4 pole capacitors
BHC and Jensen manufacture this kind of capacitors. What is the theory behind the four pole capacitor? An electrolyt capacitor can be modelled as a resistance, an inductance and a pure capacitor in series. In a 4 pole capacitor these resistors and inductance are used as a HF filter. This is done by placing the input and output wires at separated places along the metal foil. In real life you can’t separate the individual components, but the filter effect is there. On the Jensen website the history of the 4 pole capacitor is explained, as in most cases, the 4 pole is an old idea.
In normal setups the capacitor in a power supply delivers a parallel supply current to the load. That’s why most people consider the Psu capacitor “out of scope” considering the signal path. In my view every component which has an influence on the signal path is a part of the signal path! In the case of the four pole capacitor, the foil is in series with the load. So the filtering capabilities also increase the internal impedance of the power supply. There is no difference in behaviour when you put an extra filter in the Psu, the plus is that you use the natural L and R part of the capacitor. The load current flows through the capacitor, so it will get warm at maximum power output of the amplifier! In a normal Psu setup the internal L and R are responsible for the increasing impedance of a capacitor at high frequencies, now they are used to filter the HF components!

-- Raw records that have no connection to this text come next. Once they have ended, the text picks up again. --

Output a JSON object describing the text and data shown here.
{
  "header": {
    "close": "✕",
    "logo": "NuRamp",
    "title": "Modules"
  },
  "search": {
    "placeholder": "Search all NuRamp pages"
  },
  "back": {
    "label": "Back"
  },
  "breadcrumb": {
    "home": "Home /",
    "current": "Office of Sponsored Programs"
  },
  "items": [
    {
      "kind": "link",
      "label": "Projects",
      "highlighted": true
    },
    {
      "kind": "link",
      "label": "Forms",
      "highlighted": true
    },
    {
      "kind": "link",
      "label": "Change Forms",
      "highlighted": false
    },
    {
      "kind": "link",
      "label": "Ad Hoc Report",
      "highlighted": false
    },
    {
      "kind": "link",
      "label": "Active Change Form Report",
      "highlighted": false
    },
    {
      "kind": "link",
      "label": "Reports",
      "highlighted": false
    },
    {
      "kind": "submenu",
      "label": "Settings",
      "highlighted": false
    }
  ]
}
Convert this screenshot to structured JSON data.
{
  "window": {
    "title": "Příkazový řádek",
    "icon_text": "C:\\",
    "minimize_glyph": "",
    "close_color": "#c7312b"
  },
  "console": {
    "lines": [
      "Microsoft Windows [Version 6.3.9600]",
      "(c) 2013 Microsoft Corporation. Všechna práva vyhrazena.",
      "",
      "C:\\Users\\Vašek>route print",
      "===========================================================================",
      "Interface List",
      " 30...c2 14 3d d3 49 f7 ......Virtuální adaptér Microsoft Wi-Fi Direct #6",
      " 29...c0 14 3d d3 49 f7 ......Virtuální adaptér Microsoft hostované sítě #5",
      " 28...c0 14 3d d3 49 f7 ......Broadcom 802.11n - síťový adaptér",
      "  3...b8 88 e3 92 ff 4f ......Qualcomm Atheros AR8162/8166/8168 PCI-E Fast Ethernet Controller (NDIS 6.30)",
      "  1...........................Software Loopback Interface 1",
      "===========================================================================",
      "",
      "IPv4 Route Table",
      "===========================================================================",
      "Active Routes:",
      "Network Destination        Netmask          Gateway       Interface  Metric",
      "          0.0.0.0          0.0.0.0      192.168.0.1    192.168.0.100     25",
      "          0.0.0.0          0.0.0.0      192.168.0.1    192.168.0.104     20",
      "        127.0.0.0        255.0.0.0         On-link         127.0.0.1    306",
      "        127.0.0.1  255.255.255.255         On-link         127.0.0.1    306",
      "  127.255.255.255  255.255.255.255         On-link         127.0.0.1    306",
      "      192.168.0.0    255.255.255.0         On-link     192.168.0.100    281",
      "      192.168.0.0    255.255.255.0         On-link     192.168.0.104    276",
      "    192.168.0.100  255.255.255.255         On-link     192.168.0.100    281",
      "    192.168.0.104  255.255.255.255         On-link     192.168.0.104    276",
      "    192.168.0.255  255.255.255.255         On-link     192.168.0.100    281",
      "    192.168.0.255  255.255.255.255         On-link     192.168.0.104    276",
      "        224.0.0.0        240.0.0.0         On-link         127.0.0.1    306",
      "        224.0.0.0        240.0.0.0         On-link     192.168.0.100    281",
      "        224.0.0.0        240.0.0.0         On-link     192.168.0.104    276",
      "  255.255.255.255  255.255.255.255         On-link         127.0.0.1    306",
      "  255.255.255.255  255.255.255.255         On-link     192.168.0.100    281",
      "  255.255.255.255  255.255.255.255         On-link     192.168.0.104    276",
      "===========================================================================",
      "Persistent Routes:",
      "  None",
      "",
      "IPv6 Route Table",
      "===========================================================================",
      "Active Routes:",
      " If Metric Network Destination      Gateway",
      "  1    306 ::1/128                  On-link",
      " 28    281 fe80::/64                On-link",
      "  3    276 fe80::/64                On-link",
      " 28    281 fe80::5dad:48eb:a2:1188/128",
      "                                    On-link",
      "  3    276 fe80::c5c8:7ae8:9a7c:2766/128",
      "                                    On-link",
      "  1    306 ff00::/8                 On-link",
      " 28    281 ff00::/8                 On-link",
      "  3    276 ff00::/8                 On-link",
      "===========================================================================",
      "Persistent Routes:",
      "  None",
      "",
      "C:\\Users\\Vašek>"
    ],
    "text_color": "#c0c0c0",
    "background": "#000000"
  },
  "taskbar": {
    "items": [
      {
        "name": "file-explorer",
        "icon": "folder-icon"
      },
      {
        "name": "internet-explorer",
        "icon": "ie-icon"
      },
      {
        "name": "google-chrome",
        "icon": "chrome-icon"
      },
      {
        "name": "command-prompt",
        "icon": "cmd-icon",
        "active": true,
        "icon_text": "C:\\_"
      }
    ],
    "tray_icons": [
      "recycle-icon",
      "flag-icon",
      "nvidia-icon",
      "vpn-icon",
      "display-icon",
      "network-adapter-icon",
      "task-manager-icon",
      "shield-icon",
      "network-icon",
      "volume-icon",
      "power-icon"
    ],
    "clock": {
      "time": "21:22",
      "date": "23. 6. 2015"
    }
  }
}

Only two manufacturers: BHC distrubited by DNM and Jensen.
Different pin layout, Jensen even has two different layouts!
A bit more expensive, compared to normal capacitors.
Complex setup especially with dual mono power supplies.
The plus side:
High quality capacitor's
The HF filter works!
We developed a new PCB for these capacitors; the layout is in accordance with the BHC T pin configuration.